• **Exercise requirements**: When writing out the listing below, reproduce every word exactly and skip the pictures.

• **Data for this task**:
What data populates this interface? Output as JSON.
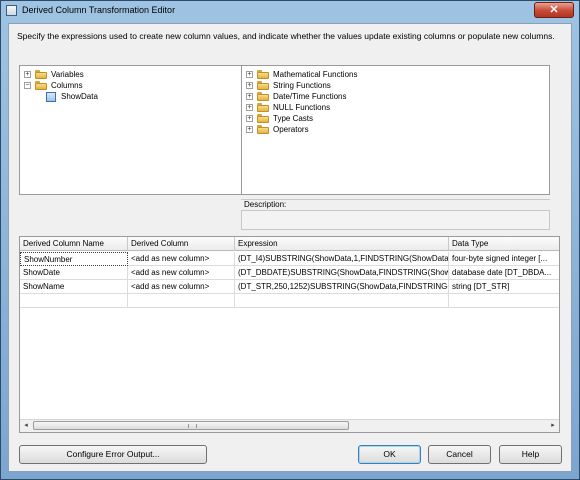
{
  "window": {
    "title": "Derived Column Transformation Editor",
    "close_glyph": "✕"
  },
  "instructions": "Specify the expressions used to create new column values, and indicate whether the values update existing columns or populate new columns.",
  "left_tree": {
    "items": [
      {
        "label": "Variables",
        "expander": "+",
        "icon": "folder-icon"
      },
      {
        "label": "Columns",
        "expander": "−",
        "icon": "folder-icon"
      },
      {
        "label": "ShowData",
        "expander": "",
        "icon": "column-icon"
      }
    ]
  },
  "right_tree": {
    "items": [
      {
        "label": "Mathematical Functions",
        "expander": "+"
      },
      {
        "label": "String Functions",
        "expander": "+"
      },
      {
        "label": "Date/Time Functions",
        "expander": "+"
      },
      {
        "label": "NULL Functions",
        "expander": "+"
      },
      {
        "label": "Type Casts",
        "expander": "+"
      },
      {
        "label": "Operators",
        "expander": "+"
      }
    ]
  },
  "description": {
    "label": "Description:",
    "text": ""
  },
  "grid": {
    "columns": [
      "Derived Column Name",
      "Derived Column",
      "Expression",
      "Data Type"
    ],
    "rows": [
      [
        "ShowNumber",
        "<add as new column>",
        "(DT_I4)SUBSTRING(ShowData,1,FINDSTRING(ShowData,...",
        "four-byte signed integer [..."
      ],
      [
        "ShowDate",
        "<add as new column>",
        "(DT_DBDATE)SUBSTRING(ShowData,FINDSTRING(Show...",
        "database date [DT_DBDA..."
      ],
      [
        "ShowName",
        "<add as new column>",
        "(DT_STR,250,1252)SUBSTRING(ShowData,FINDSTRING(S...",
        "string [DT_STR]"
      ]
    ],
    "scroll_left": "◂",
    "scroll_right": "▸"
  },
  "buttons": {
    "configure_error_output": "Configure Error Output...",
    "ok": "OK",
    "cancel": "Cancel",
    "help": "Help"
  }
}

• **Answer to this task**:
What data populates this interface? Output as JSON.
{
  "window": {
    "title": "Derived Column Transformation Editor",
    "close_glyph": "✕"
  },
  "instructions": "Specify the expressions used to create new column values, and indicate whether the values update existing columns or populate new columns.",
  "left_tree": {
    "items": [
      {
        "label": "Variables",
        "expander": "+",
        "icon": "folder-icon"
      },
      {
        "label": "Columns",
        "expander": "−",
        "icon": "folder-icon"
      },
      {
        "label": "ShowData",
        "expander": "",
        "icon": "column-icon"
      }
    ]
  },
  "right_tree": {
    "items": [
      {
        "label": "Mathematical Functions",
        "expander": "+"
      },
      {
        "label": "String Functions",
        "expander": "+"
      },
      {
        "label": "Date/Time Functions",
        "expander": "+"
      },
      {
        "label": "NULL Functions",
        "expander": "+"
      },
      {
        "label": "Type Casts",
        "expander": "+"
      },
      {
        "label": "Operators",
        "expander": "+"
      }
    ]
  },
  "description": {
    "label": "Description:",
    "text": ""
  },
  "grid": {
    "columns": [
      "Derived Column Name",
      "Derived Column",
      "Expression",
      "Data Type"
    ],
    "rows": [
      [
        "ShowNumber",
        "<add as new column>",
        "(DT_I4)SUBSTRING(ShowData,1,FINDSTRING(ShowData,...",
        "four-byte signed integer [..."
      ],
      [
        "ShowDate",
        "<add as new column>",
        "(DT_DBDATE)SUBSTRING(ShowData,FINDSTRING(Show...",
        "database date [DT_DBDA..."
      ],
      [
        "ShowName",
        "<add as new column>",
        "(DT_STR,250,1252)SUBSTRING(ShowData,FINDSTRING(S...",
        "string [DT_STR]"
      ]
    ],
    "scroll_left": "◂",
    "scroll_right": "▸"
  },
  "buttons": {
    "configure_error_output": "Configure Error Output...",
    "ok": "OK",
    "cancel": "Cancel",
    "help": "Help"
  }
}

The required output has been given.